top of page
smallholder farm.jpg


The Program for Enhancing the Health and Productivity of Livestock (PEHPL) is an initiative funded by the Bill and Melinda Gates Foundation and implemented by the Nelson Mandela African Institution of Science and Technology (NM-AIST) in Arusha, Tanzania in collaboration with Penn State & Washington State Universities in the United States, and the University of Glasgow and Scotland’s Rural College in the United Kingdom.


Our Objectives

To develop a technical base for PhD research and training at NM-AIST that will allow the next generation of African scientists to deliver practical and effective interventions in animal health and production, and improvements in livestock management practices.

To enhance the livelihoods of smallholder livestock keepers in sub-Saharan Africa by implementing applied multidisciplinary projects in socio-economics and food security.

Who are those Involved

Scientists and students will work with livestock farmers in East Africa to enhance the nutrition and health of people through improving the health and productivity of their livestock. Professor Haydon added, “The programme focuses on enhancing the productivity and health of smallholder farmers’ livestock by reducing their exposure to disease and improving their nutrition, genetic potential, and market value, while safeguarding animal welfare, public health and the environment. The proposed programme will also strive to address gender gaps and inequalities by ensuring equal representation of women in the programme and recognizing their pivotal role in farming activities, with the need to increase their control over inputs as well outputs when it comes to decision making.”



Among their research priorities is the improvement of health and productivity of livestock which is critical for the livelihoods and food security of millions of people in sub-Saharan Africa. Tanzania hosts one of the largest livestock populations in Africa as well as a rich and diverse natural heritage, and world-renowned ecosystems, such as the Serengeti, Ngorongoro, and Maasai steppe. These sites are important environments for studying diseases that can spread between livestock, wildlife and people."
It comes at a good time when we have just launched four other grants through the RCUK/DfID Zoonoses and Emerging Livestock Systems initiative, and a Royal Society-Leverhulme Africa Award related to livestock health and zoonotic disease, all in partnership with the Mandela Institute.”

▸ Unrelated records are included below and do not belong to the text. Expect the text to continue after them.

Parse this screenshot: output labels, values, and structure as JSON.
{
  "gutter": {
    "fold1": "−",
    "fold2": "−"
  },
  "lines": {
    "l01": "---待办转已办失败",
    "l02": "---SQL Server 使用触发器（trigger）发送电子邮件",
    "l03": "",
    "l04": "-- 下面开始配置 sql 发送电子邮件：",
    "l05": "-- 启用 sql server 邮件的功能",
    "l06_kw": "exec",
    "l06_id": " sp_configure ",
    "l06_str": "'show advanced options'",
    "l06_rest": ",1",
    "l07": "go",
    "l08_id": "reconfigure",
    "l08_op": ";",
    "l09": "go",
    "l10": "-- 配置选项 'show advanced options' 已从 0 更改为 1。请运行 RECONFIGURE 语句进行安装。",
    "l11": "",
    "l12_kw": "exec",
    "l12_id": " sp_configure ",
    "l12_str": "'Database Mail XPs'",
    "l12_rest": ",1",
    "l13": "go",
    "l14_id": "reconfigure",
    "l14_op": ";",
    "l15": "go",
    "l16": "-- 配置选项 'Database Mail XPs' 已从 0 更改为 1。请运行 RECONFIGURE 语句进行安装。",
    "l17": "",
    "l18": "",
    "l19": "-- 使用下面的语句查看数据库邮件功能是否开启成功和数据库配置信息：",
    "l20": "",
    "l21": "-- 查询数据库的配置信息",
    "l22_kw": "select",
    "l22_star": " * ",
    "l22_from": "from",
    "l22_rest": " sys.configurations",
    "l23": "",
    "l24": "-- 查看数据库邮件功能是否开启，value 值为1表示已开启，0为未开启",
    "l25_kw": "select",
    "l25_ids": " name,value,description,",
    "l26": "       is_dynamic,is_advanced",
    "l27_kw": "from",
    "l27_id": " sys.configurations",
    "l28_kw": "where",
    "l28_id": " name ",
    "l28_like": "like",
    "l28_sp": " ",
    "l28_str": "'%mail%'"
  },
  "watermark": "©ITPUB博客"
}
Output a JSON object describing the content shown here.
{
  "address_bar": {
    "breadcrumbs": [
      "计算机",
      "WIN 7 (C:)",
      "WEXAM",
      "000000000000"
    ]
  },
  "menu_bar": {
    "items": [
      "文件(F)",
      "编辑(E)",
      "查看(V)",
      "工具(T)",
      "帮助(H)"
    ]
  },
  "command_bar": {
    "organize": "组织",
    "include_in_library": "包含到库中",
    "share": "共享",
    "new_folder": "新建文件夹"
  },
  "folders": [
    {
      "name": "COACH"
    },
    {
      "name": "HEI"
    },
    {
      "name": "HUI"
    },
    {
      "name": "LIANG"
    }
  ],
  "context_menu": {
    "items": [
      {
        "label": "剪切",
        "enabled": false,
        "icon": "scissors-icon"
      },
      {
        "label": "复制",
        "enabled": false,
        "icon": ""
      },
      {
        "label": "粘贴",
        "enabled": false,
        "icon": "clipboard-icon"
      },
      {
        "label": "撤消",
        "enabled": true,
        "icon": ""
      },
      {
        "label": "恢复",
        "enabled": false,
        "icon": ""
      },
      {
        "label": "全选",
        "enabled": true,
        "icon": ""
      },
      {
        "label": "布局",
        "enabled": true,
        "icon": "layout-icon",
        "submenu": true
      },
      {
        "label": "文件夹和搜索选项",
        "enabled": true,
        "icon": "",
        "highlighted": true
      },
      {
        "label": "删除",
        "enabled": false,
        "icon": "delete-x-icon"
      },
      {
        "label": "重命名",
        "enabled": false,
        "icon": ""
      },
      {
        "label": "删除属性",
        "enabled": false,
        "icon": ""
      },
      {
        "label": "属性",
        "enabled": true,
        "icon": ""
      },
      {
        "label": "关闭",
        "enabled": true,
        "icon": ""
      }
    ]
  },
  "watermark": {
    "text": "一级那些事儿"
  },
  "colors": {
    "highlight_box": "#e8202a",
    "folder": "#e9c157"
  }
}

Expected program outputs

By 2018, a total of 16 PhD graduates will be trained in multidisciplinary areas of animal health and livestock production targeting safeguarding of animal welfare, public health, and the environment in Sub-Saharan Africa. Our aim is to enhance research capacity in livestock production and health at NM-AIST and Improved household food and nutrition security, income and social well-being of resource poor livestock farmers through adoption of better livestock management practices.

bottom of page